Dr. Perry Haney: Right now, we’re fine-tuning our revenue cycle. Most people have issues with managing the revenue cycle, mostly due to all the new requirements on insurance companies and just the mechanics of the EMR.
Q: What are your main challenges and how will they evolve over the next 12 months?
pH: I think over the next 12 months and probably the next three to five years there will be more and more intrusion from insurance companies and basically practicing medicine without a license, could I to add. I think trying to find ways to keep your repayments where they need to be so you can survive is key. Doctors and medical institutions are struggling to cope with rising costs, especially medical costs with [personal protective equipment]. We still don’t produce a lot of PPE in the United States or a lot of our medicine and medical supplies.
Q: How do you see investments and growth over the next two years?
pH: I now think I speak for SpineOne and Trinity Hunt Partners, but we are very interested in going big and growing and being a flagship platform for primarily minimally invasive spine care and pain management.
Q: What are you most excited about right now?
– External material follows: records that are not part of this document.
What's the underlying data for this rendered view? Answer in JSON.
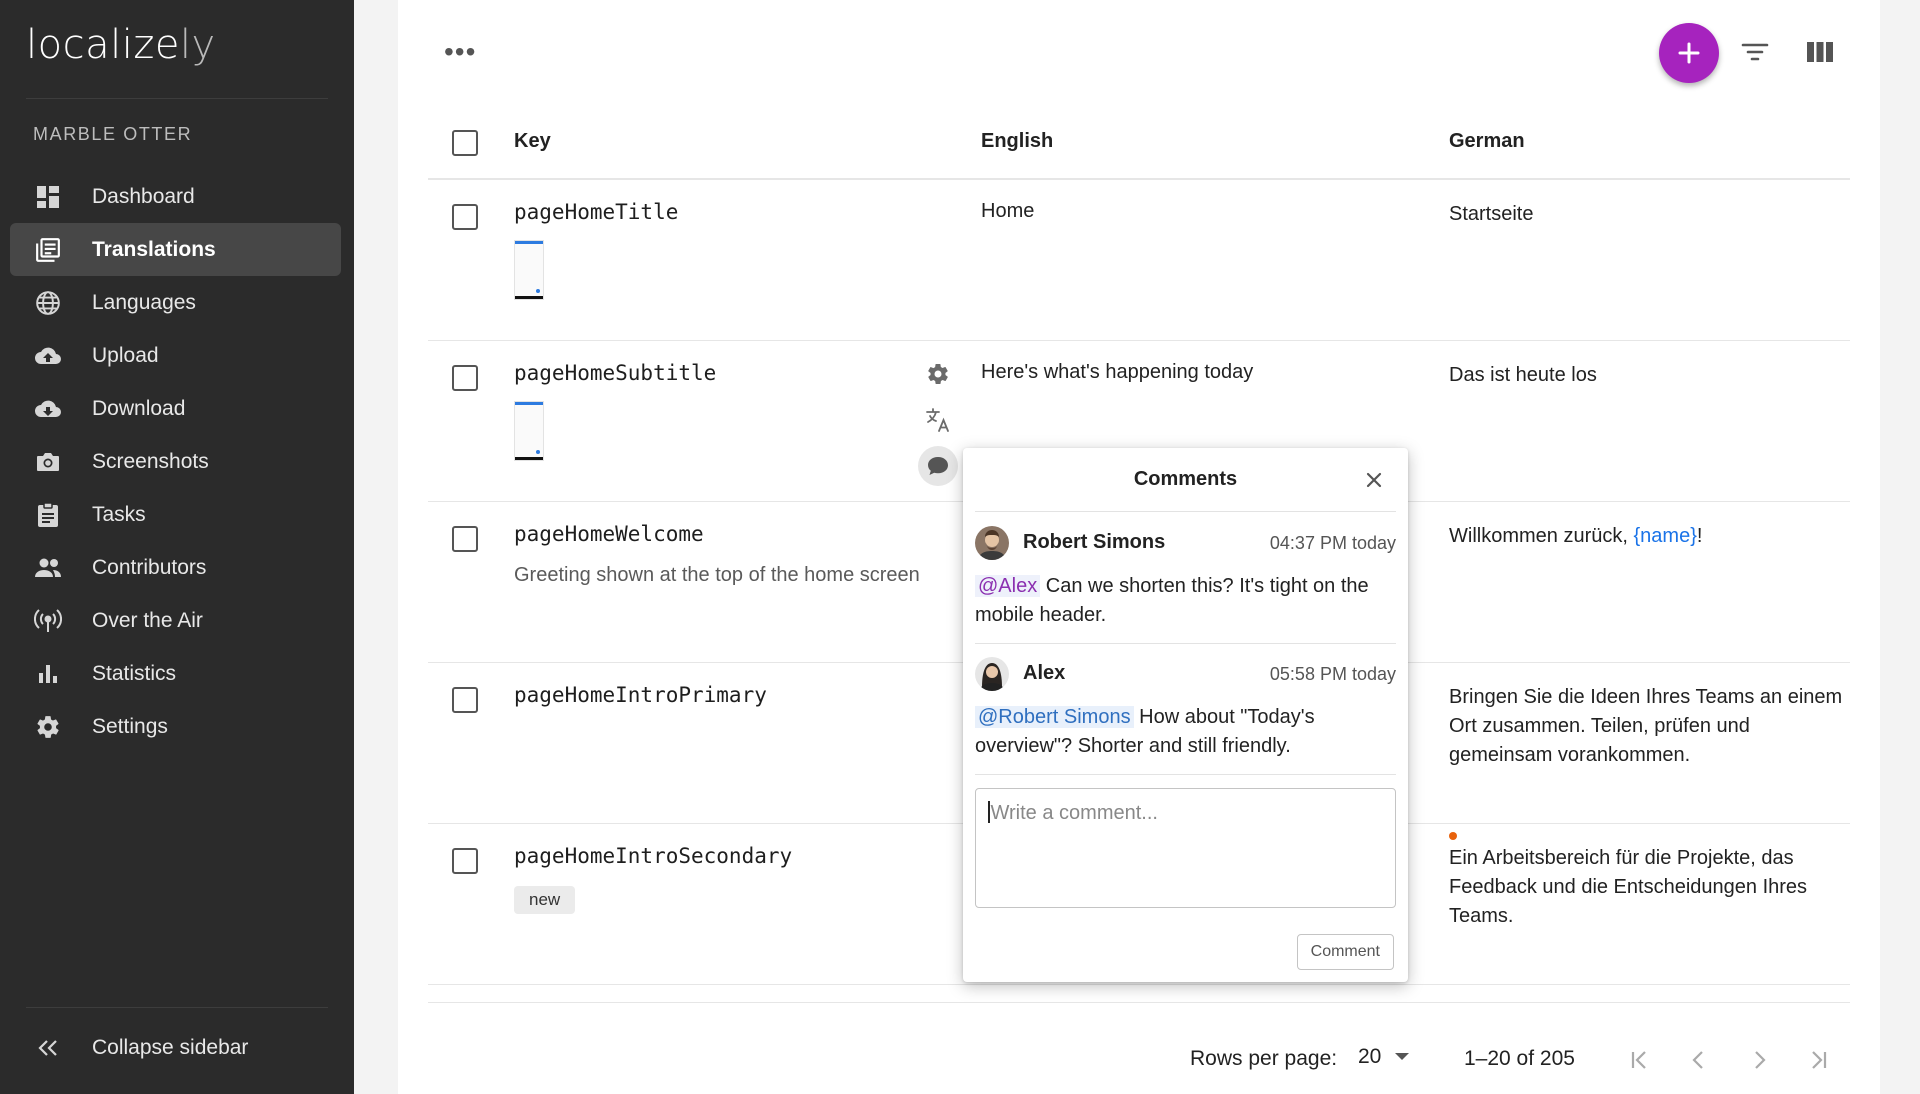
{
  "app": {
    "logo_main": "localize",
    "logo_suffix": "ly",
    "project_name": "MARBLE OTTER"
  },
  "sidebar": {
    "items": [
      {
        "label": "Dashboard",
        "icon": "dashboard-icon"
      },
      {
        "label": "Translations",
        "icon": "translations-icon",
        "active": true
      },
      {
        "label": "Languages",
        "icon": "globe-icon"
      },
      {
        "label": "Upload",
        "icon": "cloud-upload-icon"
      },
      {
        "label": "Download",
        "icon": "cloud-download-icon"
      },
      {
        "label": "Screenshots",
        "icon": "camera-icon"
      },
      {
        "label": "Tasks",
        "icon": "clipboard-icon"
      },
      {
        "label": "Contributors",
        "icon": "people-icon"
      },
      {
        "label": "Over the Air",
        "icon": "antenna-icon"
      },
      {
        "label": "Statistics",
        "icon": "bar-chart-icon"
      },
      {
        "label": "Settings",
        "icon": "gear-icon"
      }
    ],
    "collapse_label": "Collapse sidebar"
  },
  "toolbar": {
    "more_icon": "more-horizontal-icon",
    "add_icon": "plus-icon",
    "filter_icon": "filter-icon",
    "columns_icon": "columns-icon"
  },
  "table": {
    "headers": {
      "key": "Key",
      "english": "English",
      "german": "German"
    },
    "rows": [
      {
        "key": "pageHomeTitle",
        "english": "Home",
        "german": "Startseite"
      },
      {
        "key": "pageHomeSubtitle",
        "english": "Here's what's happening today",
        "german": "Das ist heute los"
      },
      {
        "key": "pageHomeWelcome",
        "description": "Greeting shown at the top of the home screen",
        "english": "",
        "german_before": "Willkommen zurück, ",
        "german_var": "{name}",
        "german_after": "!"
      },
      {
        "key": "pageHomeIntroPrimary",
        "english": "",
        "german": "Bringen Sie die Ideen Ihres Teams an einem Ort zusammen. Teilen, prüfen und gemeinsam vorankommen."
      },
      {
        "key": "pageHomeIntroSecondary",
        "tag": "new",
        "english": "",
        "german": "Ein Arbeitsbereich für die Projekte, das Feedback und die Entscheidungen Ihres Teams."
      }
    ]
  },
  "comments_popover": {
    "title": "Comments",
    "comments": [
      {
        "author": "Robert Simons",
        "time": "04:37 PM today",
        "mention": "@Alex",
        "text": " Can we shorten this? It's tight on the mobile header."
      },
      {
        "author": "Alex",
        "time": "05:58 PM today",
        "mention": "@Robert Simons",
        "text": " How about \"Today's overview\"? Shorter and still friendly."
      }
    ],
    "input_placeholder": "Write a comment...",
    "submit_label": "Comment"
  },
  "pagination": {
    "rows_per_page_label": "Rows per page:",
    "rows_per_page_value": "20",
    "range_label": "1–20 of 205"
  },
  "colors": {
    "accent": "#a623be",
    "sidebar_bg": "#2b2b2b",
    "link": "#1a73e8",
    "unsaved_dot": "#e8620c"
  }
}
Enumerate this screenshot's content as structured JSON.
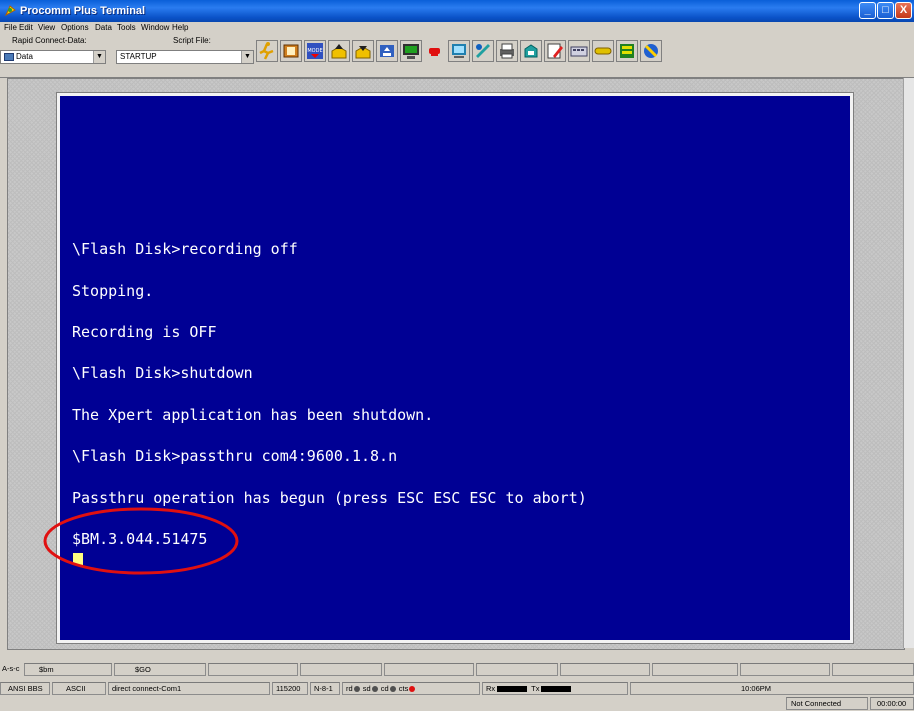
{
  "window": {
    "title": "Procomm Plus Terminal",
    "minimize": "_",
    "maximize": "□",
    "close": "X"
  },
  "menu": [
    "File",
    "Edit",
    "View",
    "Options",
    "Data",
    "Tools",
    "Window",
    "Help"
  ],
  "toolbar": {
    "rapid_connect_label": "Rapid Connect-Data:",
    "rapid_connect_value": "Data",
    "script_label": "Script File:",
    "script_value": "STARTUP",
    "tool_icons": [
      "runner-icon",
      "phonebook-icon",
      "mode-icon",
      "upload-icon",
      "download-icon",
      "receive-icon",
      "monitor-icon",
      "red-phone-icon",
      "terminal-icon",
      "capture-icon",
      "printer-icon",
      "tray-icon",
      "edit-icon",
      "keyboard-icon",
      "hangup-icon",
      "setup-icon",
      "help-icon"
    ]
  },
  "terminal": {
    "lines": [
      "\\Flash Disk>recording off",
      "Stopping.",
      "Recording is OFF",
      "\\Flash Disk>shutdown",
      "The Xpert application has been shutdown.",
      "\\Flash Disk>passthru com4:9600.1.8.n",
      "Passthru operation has begun (press ESC ESC ESC to abort)",
      "$BM.3.044.51475"
    ],
    "background": "#000094",
    "text_color": "#ffffff",
    "cursor_color": "#ffff80",
    "highlight_color": "#e01010"
  },
  "status_top": {
    "cells": [
      "A-s-c",
      "$bm",
      "$GO"
    ]
  },
  "status_bottom": {
    "emulation": "ANSI BBS",
    "transfer": "ASCII",
    "connection": "direct connect-Com1",
    "baud": "115200",
    "parity": "N-8-1",
    "rd": "rd",
    "sd": "sd",
    "cd": "cd",
    "cts": "cts",
    "rx": "Rx",
    "tx": "Tx",
    "time": "10:06PM"
  },
  "status_tail": {
    "state": "Not Connected",
    "elapsed": "00:00:00"
  }
}
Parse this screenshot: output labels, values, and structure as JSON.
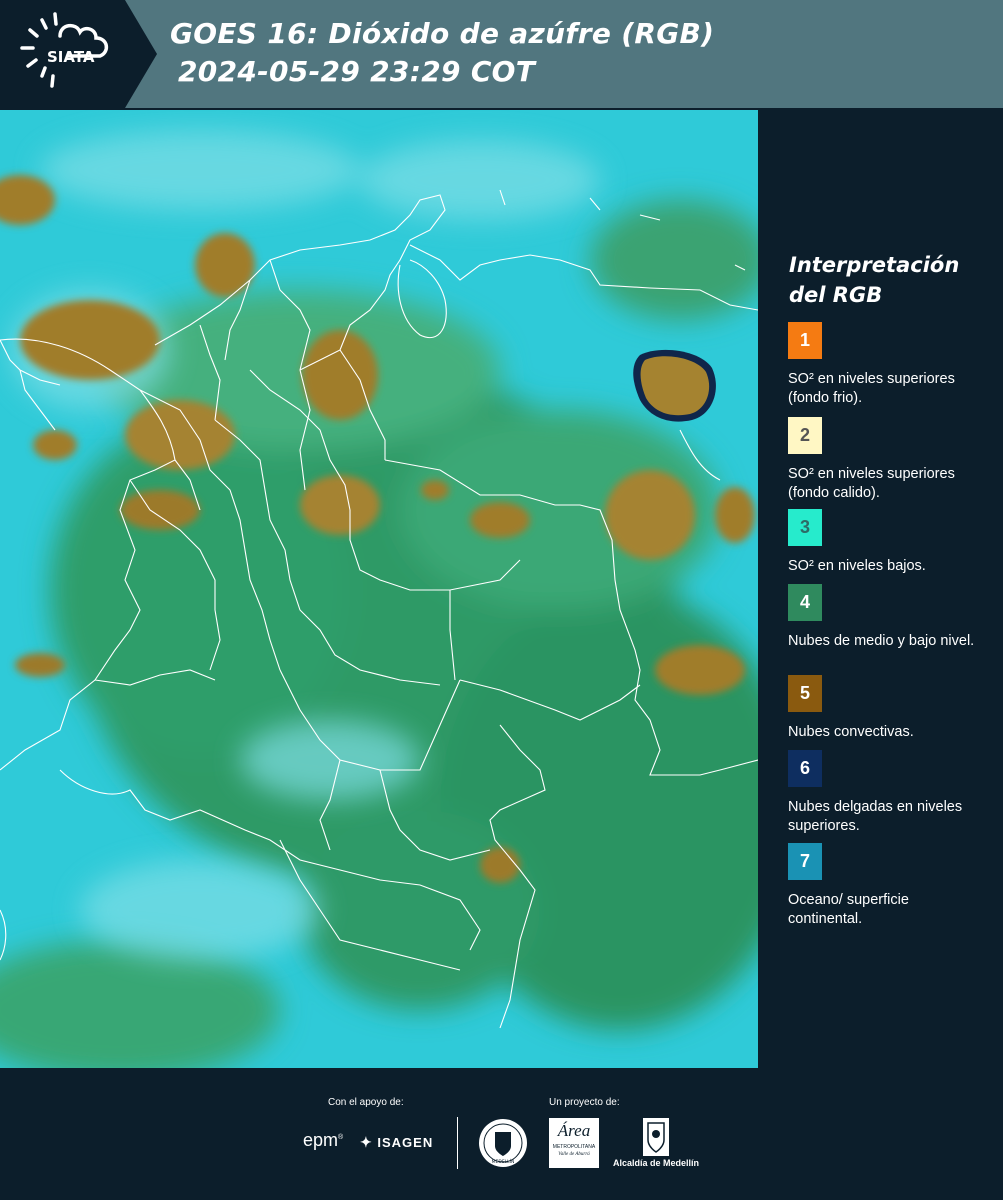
{
  "header": {
    "logo_text": "SIATA",
    "title_line1": "GOES 16: Dióxido de azúfre (RGB)",
    "title_line2": "2024-05-29 23:29 COT"
  },
  "legend": {
    "title_line1": "Interpretación",
    "title_line2": "del RGB",
    "items": [
      {
        "number": "1",
        "color": "#f57b12",
        "text_color": "#ffffff",
        "label": "SO² en niveles superiores (fondo frio)."
      },
      {
        "number": "2",
        "color": "#fff7c4",
        "text_color": "#555555",
        "label": "SO² en niveles superiores (fondo calido)."
      },
      {
        "number": "3",
        "color": "#26ebcc",
        "text_color": "#2d6b66",
        "label": "SO² en niveles bajos."
      },
      {
        "number": "4",
        "color": "#2f8a5e",
        "text_color": "#ffffff",
        "label": "Nubes de medio y bajo nivel."
      },
      {
        "number": "5",
        "color": "#8a5a0f",
        "text_color": "#ffffff",
        "label": "Nubes convectivas."
      },
      {
        "number": "6",
        "color": "#0e2e60",
        "text_color": "#ffffff",
        "label": "Nubes delgadas en niveles superiores."
      },
      {
        "number": "7",
        "color": "#1a92b4",
        "text_color": "#ffffff",
        "label": "Oceano/ superficie continental."
      }
    ]
  },
  "footer": {
    "support_label": "Con el apoyo de:",
    "project_label": "Un proyecto de:",
    "epm": "epm",
    "isagen": "ISAGEN",
    "area_title": "Área",
    "area_sub1": "METROPOLITANA",
    "area_sub2": "Valle de Aburrá",
    "alcaldia": "Alcaldía de Medellín",
    "seal_text": "MEDELLÍN"
  },
  "colors": {
    "header_bg": "#51767f",
    "dark_bg": "#0c1e2b",
    "ocean": "#2fcad8",
    "land_green": "#2f9a66",
    "convective": "#a07d2a"
  }
}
pH: We are truly excited to pursue these potential acquisitions with like-minded practices across the country. Plus, there are some really cool things about stem cells, especially their anti-inflammatory quality. If you get real stem cells and mesenchymal pluripotent stem cells, I think in the future it will be exciting because I think we’re going to be able to treat a lot of general orthopedic joint problems without surgery. Certainly there will always be surgery, but I think more and more it will be by injection and by the use of stem cells and in the spine.